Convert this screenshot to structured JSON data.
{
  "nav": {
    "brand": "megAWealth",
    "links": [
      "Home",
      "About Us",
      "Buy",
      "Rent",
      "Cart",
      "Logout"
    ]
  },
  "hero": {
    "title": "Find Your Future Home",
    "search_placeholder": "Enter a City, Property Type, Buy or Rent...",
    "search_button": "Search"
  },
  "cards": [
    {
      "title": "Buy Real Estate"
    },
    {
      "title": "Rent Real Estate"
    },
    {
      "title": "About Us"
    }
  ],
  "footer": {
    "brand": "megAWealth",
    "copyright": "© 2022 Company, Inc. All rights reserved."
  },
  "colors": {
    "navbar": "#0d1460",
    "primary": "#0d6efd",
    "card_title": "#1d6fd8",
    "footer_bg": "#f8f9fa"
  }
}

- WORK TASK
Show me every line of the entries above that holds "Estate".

- FINISHED EXERCISE
      "title": "Buy Real Estate"
      "title": "Rent Real Estate"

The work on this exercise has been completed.